■ **INPUT RECORDS**
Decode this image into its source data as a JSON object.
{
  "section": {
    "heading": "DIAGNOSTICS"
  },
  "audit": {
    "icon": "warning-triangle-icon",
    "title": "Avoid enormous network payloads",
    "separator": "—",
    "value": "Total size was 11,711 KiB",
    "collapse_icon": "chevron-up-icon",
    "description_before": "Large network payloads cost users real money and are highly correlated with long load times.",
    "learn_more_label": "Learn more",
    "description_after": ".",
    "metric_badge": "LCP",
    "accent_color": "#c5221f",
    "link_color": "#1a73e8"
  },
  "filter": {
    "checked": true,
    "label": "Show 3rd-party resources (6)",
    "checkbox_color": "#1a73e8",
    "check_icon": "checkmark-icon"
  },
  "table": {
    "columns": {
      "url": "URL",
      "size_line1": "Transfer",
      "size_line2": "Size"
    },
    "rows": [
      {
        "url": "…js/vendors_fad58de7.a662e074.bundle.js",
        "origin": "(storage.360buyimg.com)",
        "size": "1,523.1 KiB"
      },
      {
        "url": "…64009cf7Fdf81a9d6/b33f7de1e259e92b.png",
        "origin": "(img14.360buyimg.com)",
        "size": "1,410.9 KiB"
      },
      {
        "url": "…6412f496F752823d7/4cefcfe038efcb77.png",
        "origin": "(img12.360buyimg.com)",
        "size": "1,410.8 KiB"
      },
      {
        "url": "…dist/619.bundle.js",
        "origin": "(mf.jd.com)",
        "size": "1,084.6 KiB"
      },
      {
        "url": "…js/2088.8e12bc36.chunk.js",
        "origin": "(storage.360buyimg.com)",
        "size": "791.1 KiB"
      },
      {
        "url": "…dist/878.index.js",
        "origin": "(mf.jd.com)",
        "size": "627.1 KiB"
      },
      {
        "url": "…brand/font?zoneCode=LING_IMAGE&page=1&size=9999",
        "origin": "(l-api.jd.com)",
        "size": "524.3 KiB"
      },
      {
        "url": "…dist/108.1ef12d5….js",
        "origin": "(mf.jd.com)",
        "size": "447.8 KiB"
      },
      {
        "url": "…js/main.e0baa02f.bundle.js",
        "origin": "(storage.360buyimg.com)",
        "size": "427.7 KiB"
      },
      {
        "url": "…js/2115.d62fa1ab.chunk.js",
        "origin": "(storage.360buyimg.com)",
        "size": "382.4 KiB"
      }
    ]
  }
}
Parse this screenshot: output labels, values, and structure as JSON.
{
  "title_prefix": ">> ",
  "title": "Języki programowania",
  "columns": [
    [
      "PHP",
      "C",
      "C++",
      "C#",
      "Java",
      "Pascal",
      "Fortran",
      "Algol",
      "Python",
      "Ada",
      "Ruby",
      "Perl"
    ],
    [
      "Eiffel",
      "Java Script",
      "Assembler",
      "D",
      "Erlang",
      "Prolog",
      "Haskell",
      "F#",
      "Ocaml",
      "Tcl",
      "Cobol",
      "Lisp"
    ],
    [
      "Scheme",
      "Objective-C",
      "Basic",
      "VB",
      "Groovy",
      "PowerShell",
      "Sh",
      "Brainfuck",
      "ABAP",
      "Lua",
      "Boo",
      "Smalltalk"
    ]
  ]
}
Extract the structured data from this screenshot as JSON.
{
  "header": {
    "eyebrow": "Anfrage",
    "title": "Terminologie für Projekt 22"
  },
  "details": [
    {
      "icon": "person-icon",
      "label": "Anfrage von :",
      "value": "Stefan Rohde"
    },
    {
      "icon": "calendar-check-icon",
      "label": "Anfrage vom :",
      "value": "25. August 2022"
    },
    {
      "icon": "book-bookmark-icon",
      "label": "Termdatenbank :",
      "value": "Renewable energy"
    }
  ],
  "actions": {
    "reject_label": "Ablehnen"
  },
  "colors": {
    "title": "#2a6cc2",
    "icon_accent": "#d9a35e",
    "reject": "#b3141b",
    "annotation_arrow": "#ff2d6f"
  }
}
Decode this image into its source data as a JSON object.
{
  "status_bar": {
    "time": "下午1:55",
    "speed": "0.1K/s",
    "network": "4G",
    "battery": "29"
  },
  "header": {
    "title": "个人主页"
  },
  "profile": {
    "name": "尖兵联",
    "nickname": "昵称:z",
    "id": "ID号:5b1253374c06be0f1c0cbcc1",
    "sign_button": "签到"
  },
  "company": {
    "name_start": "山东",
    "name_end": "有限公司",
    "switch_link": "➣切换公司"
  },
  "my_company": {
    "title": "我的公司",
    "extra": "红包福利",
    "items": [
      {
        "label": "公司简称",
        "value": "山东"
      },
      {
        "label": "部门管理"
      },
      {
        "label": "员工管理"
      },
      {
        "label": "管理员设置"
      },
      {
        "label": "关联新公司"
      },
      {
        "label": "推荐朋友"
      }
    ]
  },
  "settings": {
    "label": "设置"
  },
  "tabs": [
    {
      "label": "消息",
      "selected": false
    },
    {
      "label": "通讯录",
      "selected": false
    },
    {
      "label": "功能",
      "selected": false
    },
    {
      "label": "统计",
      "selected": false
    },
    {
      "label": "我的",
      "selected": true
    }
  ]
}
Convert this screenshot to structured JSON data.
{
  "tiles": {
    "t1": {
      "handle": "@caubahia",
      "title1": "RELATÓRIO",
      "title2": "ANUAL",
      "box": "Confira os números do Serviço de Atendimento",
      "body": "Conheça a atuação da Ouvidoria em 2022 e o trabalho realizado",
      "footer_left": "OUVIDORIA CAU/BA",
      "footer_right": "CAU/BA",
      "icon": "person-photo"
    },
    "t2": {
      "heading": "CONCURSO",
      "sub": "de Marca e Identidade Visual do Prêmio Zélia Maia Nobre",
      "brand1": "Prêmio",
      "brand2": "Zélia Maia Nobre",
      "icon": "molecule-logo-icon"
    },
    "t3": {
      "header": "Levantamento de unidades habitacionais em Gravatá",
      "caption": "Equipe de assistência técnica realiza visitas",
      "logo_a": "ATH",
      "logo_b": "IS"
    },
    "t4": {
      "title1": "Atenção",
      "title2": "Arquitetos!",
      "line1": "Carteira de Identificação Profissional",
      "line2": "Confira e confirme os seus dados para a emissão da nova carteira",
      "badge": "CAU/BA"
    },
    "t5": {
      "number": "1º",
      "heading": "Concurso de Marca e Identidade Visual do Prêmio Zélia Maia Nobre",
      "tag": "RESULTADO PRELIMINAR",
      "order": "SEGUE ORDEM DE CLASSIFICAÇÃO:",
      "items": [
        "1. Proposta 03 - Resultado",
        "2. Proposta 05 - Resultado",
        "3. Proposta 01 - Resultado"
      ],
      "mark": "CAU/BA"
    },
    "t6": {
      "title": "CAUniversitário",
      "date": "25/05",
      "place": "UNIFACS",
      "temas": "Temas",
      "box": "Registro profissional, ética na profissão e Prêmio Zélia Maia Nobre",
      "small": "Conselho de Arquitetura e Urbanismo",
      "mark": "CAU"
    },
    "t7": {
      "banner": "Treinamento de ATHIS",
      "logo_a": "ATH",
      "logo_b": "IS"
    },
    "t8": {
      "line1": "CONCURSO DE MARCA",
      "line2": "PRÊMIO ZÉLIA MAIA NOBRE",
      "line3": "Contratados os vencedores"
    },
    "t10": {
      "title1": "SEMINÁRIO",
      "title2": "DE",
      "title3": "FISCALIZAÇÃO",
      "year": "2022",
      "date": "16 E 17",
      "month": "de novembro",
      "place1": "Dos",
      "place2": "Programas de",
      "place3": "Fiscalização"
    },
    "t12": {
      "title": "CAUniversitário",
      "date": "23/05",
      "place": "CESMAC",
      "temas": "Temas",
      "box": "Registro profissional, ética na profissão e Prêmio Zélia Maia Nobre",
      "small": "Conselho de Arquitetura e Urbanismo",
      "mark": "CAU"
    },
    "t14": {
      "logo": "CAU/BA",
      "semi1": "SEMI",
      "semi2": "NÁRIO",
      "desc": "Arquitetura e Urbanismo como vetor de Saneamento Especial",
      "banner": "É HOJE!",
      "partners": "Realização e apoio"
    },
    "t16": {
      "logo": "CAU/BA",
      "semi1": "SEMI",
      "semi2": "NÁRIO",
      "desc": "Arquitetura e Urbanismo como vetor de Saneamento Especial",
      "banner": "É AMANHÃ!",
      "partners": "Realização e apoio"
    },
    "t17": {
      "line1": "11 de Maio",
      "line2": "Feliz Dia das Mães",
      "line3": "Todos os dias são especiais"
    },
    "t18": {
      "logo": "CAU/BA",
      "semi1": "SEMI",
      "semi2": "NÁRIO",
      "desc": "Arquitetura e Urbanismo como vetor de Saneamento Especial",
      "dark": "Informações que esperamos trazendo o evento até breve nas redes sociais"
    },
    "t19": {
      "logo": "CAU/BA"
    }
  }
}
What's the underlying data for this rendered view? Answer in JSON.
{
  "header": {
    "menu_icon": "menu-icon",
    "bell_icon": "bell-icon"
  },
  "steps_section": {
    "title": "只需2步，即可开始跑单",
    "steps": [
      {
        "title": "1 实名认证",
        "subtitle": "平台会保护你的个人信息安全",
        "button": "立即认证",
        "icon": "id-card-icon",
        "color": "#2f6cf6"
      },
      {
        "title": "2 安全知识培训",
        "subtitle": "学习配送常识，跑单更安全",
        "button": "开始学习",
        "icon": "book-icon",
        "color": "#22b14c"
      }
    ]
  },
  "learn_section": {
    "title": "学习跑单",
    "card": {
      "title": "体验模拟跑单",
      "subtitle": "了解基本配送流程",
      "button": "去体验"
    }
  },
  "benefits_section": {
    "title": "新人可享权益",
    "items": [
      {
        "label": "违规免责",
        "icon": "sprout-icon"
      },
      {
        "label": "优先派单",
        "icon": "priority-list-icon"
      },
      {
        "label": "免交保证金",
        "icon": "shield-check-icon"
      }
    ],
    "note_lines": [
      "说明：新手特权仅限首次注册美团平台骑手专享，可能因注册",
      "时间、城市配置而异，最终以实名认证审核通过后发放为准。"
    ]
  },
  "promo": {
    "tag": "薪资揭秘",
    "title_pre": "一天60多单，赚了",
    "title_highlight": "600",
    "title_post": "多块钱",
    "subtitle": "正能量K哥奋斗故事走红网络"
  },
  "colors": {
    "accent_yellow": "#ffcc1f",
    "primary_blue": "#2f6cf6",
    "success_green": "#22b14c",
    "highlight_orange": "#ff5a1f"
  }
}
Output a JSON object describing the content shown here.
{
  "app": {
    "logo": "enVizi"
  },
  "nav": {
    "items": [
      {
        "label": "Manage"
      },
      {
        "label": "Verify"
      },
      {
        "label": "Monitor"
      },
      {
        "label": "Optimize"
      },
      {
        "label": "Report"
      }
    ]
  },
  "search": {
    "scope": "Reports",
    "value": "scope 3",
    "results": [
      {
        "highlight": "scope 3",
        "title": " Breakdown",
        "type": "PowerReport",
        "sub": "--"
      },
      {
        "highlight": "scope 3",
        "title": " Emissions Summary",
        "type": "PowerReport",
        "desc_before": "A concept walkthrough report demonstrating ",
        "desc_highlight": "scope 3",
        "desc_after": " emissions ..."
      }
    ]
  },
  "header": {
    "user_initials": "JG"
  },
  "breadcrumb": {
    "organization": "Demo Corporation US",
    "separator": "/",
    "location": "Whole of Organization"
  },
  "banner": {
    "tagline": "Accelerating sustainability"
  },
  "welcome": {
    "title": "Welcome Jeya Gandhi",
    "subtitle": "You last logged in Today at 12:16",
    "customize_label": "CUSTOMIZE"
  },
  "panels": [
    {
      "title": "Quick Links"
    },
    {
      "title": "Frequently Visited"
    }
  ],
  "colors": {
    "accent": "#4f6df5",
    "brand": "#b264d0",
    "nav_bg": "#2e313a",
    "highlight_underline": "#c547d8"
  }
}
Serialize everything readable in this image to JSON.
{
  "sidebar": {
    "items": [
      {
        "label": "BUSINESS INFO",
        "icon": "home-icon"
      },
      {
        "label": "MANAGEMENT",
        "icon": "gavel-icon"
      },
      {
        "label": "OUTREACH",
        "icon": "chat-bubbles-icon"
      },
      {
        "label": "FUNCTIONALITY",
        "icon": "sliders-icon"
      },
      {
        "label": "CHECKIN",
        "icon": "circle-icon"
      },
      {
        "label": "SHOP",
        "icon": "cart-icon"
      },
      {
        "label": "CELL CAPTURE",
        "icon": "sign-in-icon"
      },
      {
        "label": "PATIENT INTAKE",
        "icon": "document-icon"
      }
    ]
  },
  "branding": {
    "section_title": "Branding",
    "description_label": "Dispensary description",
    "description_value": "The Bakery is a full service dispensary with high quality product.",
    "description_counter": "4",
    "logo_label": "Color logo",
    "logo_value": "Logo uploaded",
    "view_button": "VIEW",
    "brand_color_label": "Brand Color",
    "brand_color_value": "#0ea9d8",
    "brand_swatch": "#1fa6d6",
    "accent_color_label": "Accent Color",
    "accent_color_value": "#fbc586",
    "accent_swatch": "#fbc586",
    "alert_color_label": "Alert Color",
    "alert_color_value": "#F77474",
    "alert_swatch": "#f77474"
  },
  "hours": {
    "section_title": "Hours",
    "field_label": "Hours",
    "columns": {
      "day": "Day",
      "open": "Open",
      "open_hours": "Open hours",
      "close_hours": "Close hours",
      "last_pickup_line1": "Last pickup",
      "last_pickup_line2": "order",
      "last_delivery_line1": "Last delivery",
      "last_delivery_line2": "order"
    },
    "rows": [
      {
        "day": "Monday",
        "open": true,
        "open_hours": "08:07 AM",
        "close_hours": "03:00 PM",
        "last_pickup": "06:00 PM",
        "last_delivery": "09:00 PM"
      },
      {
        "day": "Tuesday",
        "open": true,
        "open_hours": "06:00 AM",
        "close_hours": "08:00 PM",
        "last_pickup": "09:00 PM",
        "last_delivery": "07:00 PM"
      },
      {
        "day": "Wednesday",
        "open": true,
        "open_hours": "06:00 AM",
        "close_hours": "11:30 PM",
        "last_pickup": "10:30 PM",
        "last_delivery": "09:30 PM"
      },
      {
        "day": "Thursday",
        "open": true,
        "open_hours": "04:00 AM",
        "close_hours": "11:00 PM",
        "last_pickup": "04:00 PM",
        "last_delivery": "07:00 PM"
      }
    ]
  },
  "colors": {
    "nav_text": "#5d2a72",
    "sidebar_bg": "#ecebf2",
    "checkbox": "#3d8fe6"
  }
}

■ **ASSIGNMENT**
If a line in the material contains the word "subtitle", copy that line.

■ **ANSWER**
        "subtitle": "平台会保护你的个人信息安全",
        "subtitle": "学习配送常识，跑单更安全",
      "subtitle": "了解基本配送流程",
    "subtitle": "正能量K哥奋斗故事走红网络"
    "subtitle": "You last logged in Today at 12:16",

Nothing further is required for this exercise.